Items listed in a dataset
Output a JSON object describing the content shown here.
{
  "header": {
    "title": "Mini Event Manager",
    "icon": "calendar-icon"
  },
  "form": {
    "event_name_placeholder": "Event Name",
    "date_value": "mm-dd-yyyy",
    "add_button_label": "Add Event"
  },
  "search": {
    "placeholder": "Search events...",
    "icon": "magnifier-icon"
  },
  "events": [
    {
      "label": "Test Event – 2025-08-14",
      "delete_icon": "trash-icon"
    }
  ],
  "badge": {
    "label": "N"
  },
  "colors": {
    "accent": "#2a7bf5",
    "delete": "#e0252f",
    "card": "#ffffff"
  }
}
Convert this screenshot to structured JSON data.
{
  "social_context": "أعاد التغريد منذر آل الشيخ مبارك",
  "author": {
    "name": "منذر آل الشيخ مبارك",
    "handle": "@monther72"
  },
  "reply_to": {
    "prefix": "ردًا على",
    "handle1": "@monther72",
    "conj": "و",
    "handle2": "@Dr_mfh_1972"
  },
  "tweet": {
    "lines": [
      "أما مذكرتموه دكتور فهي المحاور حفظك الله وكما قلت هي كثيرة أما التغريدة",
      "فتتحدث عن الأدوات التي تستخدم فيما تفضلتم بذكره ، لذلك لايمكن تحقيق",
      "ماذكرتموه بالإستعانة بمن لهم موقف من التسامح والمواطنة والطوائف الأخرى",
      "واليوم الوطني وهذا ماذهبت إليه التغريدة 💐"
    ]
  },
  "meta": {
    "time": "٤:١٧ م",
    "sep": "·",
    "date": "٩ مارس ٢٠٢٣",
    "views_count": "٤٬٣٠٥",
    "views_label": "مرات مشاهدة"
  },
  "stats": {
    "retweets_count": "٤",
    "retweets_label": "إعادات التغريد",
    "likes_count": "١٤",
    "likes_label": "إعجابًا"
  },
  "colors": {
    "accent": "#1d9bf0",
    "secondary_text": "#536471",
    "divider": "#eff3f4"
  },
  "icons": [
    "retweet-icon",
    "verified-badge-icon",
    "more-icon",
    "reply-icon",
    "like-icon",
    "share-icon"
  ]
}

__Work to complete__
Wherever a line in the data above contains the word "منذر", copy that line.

__Exercise response__
  "social_context": "أعاد التغريد منذر آل الشيخ مبارك",
    "name": "منذر آل الشيخ مبارك",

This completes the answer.